Baker’s Cyst (Popliteal Cyst)
 
 

Baker’s Cyst (Popliteal Cyst)

Find Services and other Health Information from A-Z

Baker’s Cyst (Popliteal Cyst)

A Baker’s cyst (popliteal cyst) is a fluid-filled sac that forms behind the knee.

Understanding the knee

The knee is a complex joint that has many parts. The lower end of the thighbone (femur) rotates on the upper end of the shinbone (tibia). There are several small bursae around the knee joint. These are small sacs filled with a special fluid (synovial fluid) that cushions the rest of the joint. Between the bones is a space that also contains this fluid.

What causes a Baker’s cyst?

A small bursa sits just below the crease at the back of your knee. When this sac fills with too much fluid, it’s called a Baker’s cyst. This might happen when an injury or disease causes extra synovial fluid to leak into the bursa from the joint space.

In adults, other problems with the knee joint often cause the Baker’s cyst. Injury or a knee disorder can change the normal structure of the knee joint. This can cause a cyst to form.

The synovial fluid inside the joint space may build up as a result of injury or disease. As the pressure builds up, the fluid may bulge into the back of the knee. This can cause the cyst.

Symptoms of a Baker’s cyst

A Baker’s cyst often doesn’t cause symptoms. A cyst will more often be seen on an imaging test, like MRI, done for other reasons. If you do have symptoms, they may include:

  • Pain in the back of the knee

  • Knee stiffness

  • Sense of swelling or fullness behind the knee, especially when you straighten your leg

  • A swelling behind the knee that goes away when you bend your knee

These symptoms tend to get worse when standing for a long time, or being active.

Diagnosing a Baker’s cyst

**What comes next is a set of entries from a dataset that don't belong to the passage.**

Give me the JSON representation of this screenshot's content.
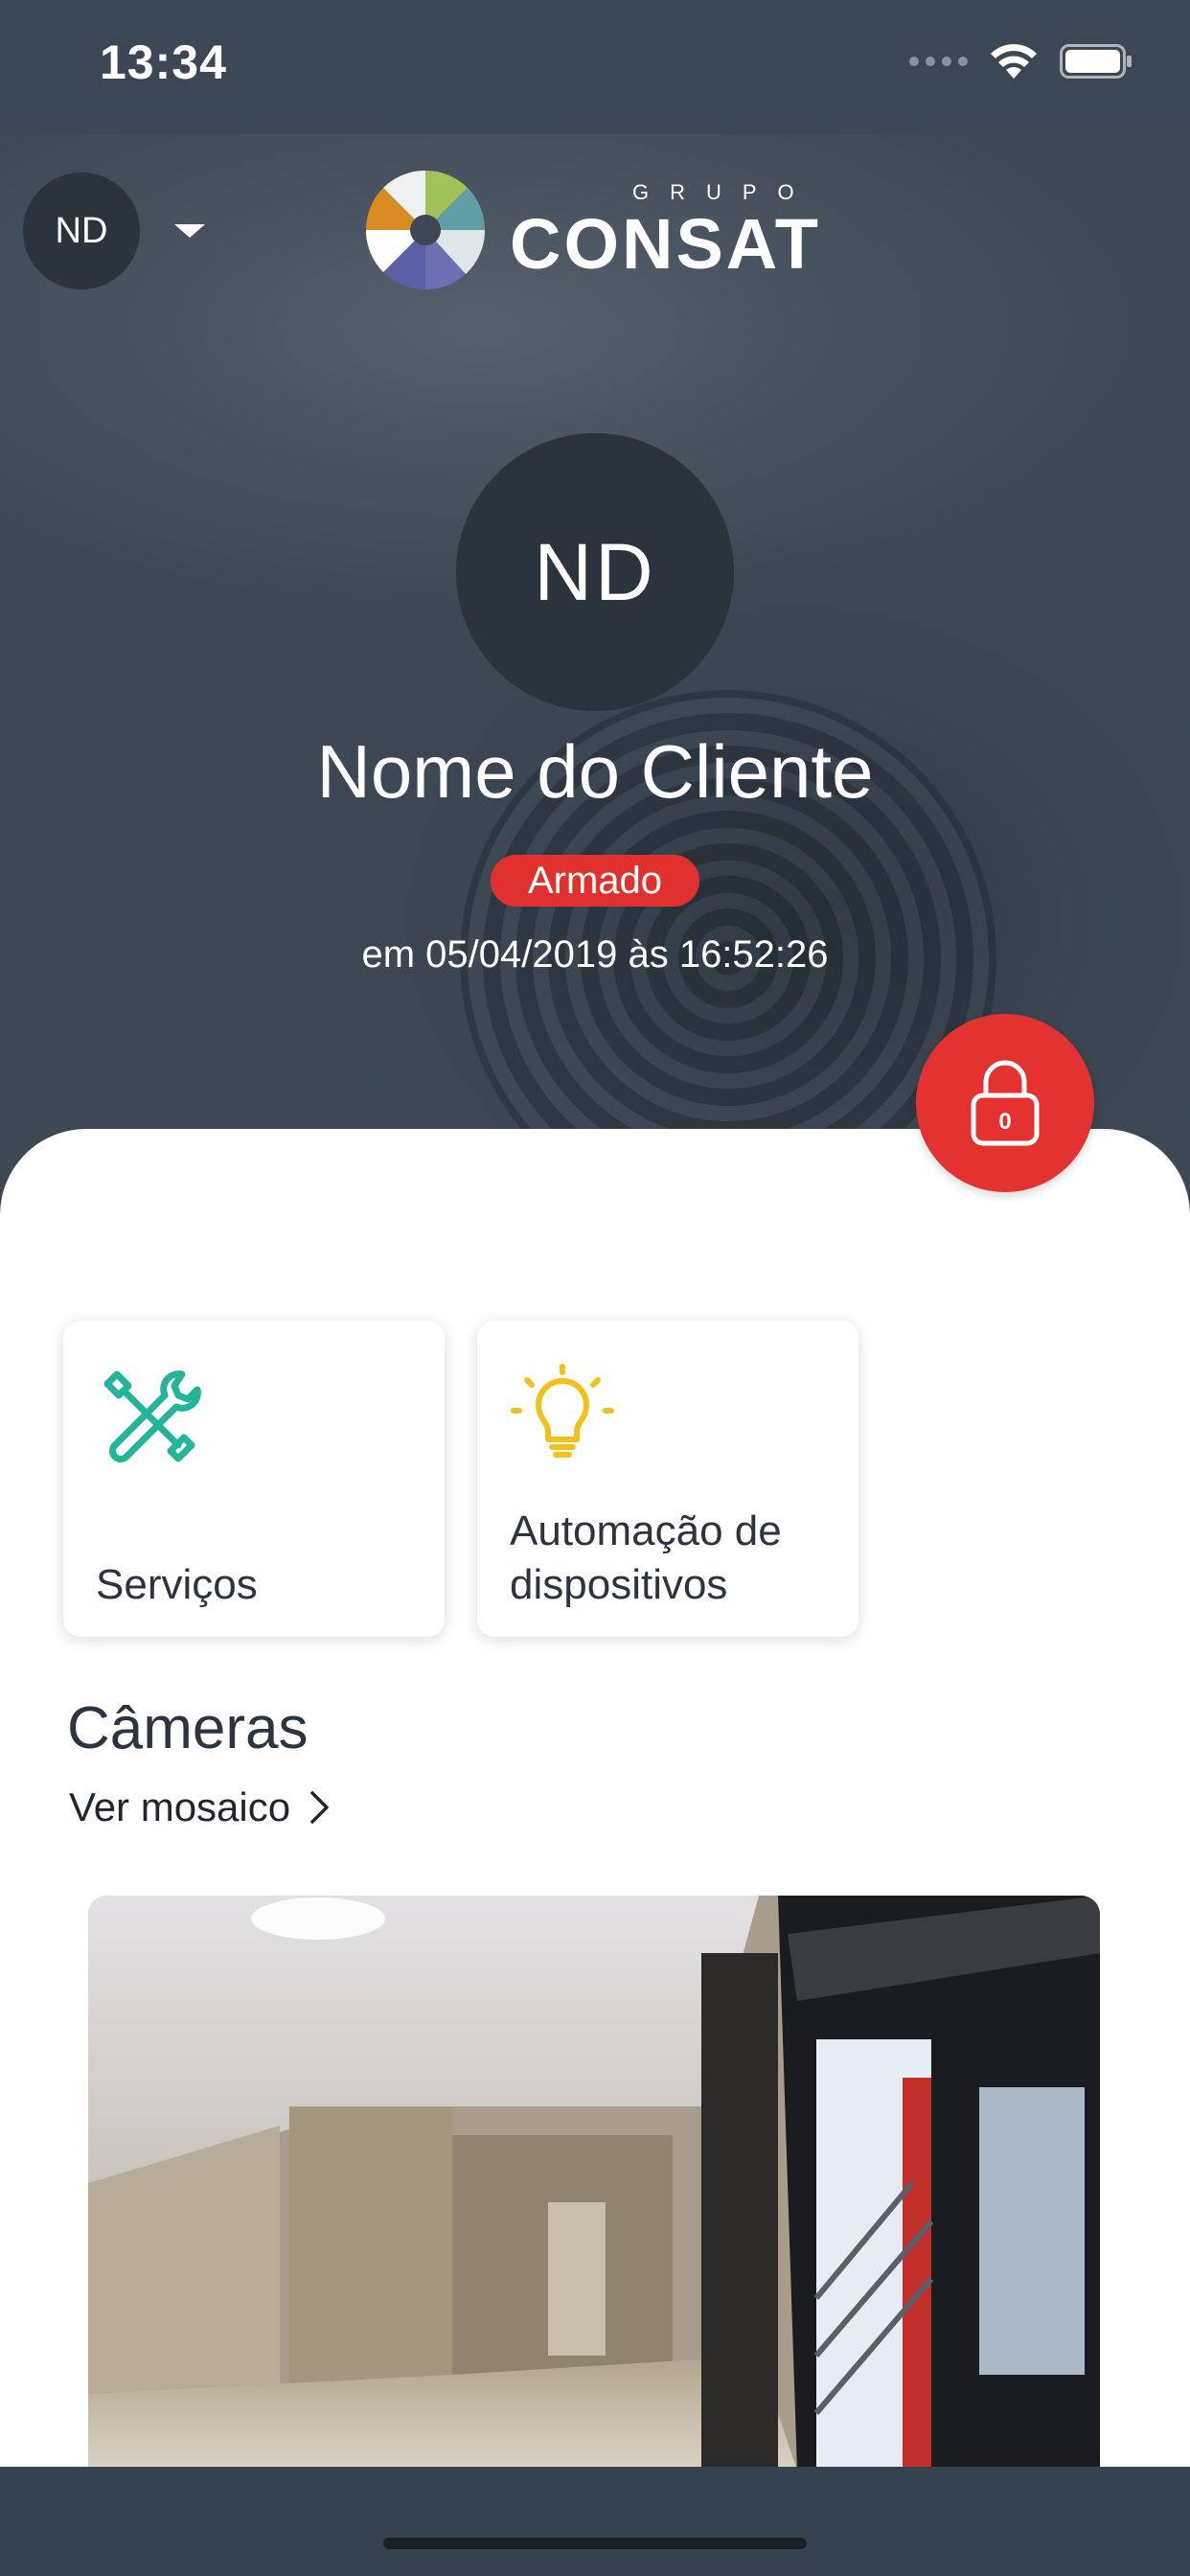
{
  "status_bar": {
    "time": "13:34"
  },
  "header": {
    "account_initials": "ND",
    "logo": {
      "small_text": "GRUPO",
      "brand": "CONSAT"
    }
  },
  "profile": {
    "initials": "ND",
    "name": "Nome do Cliente",
    "status": "Armado",
    "status_time": "em 05/04/2019 às 16:52:26",
    "lock_count": "0"
  },
  "shortcuts": [
    {
      "label": "Serviços",
      "icon": "tools-icon"
    },
    {
      "label": "Automação de dispositivos",
      "icon": "lightbulb-icon"
    }
  ],
  "cameras": {
    "title": "Câmeras",
    "mosaic_link": "Ver mosaico"
  },
  "colors": {
    "header_bg": "#3b4754",
    "alert_red": "#e3322f",
    "tools_icon": "#22b59a",
    "bulb_icon": "#f2c21b",
    "text_dark": "#2c3440"
  }
}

Your health care provider will ask you about your medical history and your symptoms. He or she will give you a physical exam, which will include a careful exam of your knee. It’s important to make sure your symptoms are caused by a Baker’s cyst and not a tumor or a blood clot.

If the cause of your symptoms is not clear, you may have imaging tests, such as:

  • Ultrasound, to look at the cyst in more detail

  • X-ray, to get more information about the bones of the joint

  • MRI, if the diagnosis is still unclear after ultrasound, or if your health care provider is considering surgery

Treatment for a Baker’s cyst

You likely won’t need any treatment if you don’t have any symptoms from your Baker’s cyst. Some Baker’s cysts go away without any treatment. If your cyst starts causing symptoms, you might need treatment at that time.

If you do have symptoms, you may be treated depending on the cause of your cyst. For example, you may need medicine for rheumatoid arthritis. Or you may need physical therapy for osteoarthritis.

Other treatments for a Baker’s cyst can include:

  • Over-the-counter pain medicines

  • Arthrocentesis to remove extra fluid from the joint space

  • Steroid injection into the joint to reduce cyst size

  • Surgery to remove the cyst

Possible complications of a Baker’s cyst

In rare cases, a Baker’s cyst may cause complications. The cyst may get larger, which may cause redness and swelling. The cyst may also rupture, causing warmth, redness, and pain in your calf.

The symptoms may be the same as a blood clot in the veins of the legs. Your health care provider may need imaging tests of your leg to make sure you don’t have a clot. Rupture can also lead to its own complications, such as:

  • Trapping of a tibial nerve. This cases calf pain and numbness behind the leg. It can be treated with arthrocentesis and steroid injections.

  • Blockage of the popliteal artery. This causes pain and lack of blood flow to the leg. It can also be treated with arthrocentesis and steroid injections.

  • Compartment syndrome. This causes intense pain and problems moving the foot or toes. Compartment syndrome is a medical emergency. It needs immediate surgery. It can lead to permanent muscle damage if not treated right away.

When to call the health care provider

If your cyst starts causing mild symptoms, plan to see your health care provider soon. See him or her right away if you have symptoms such as redness and swelling of your leg. These symptoms may mean your Baker’s cyst has ruptured.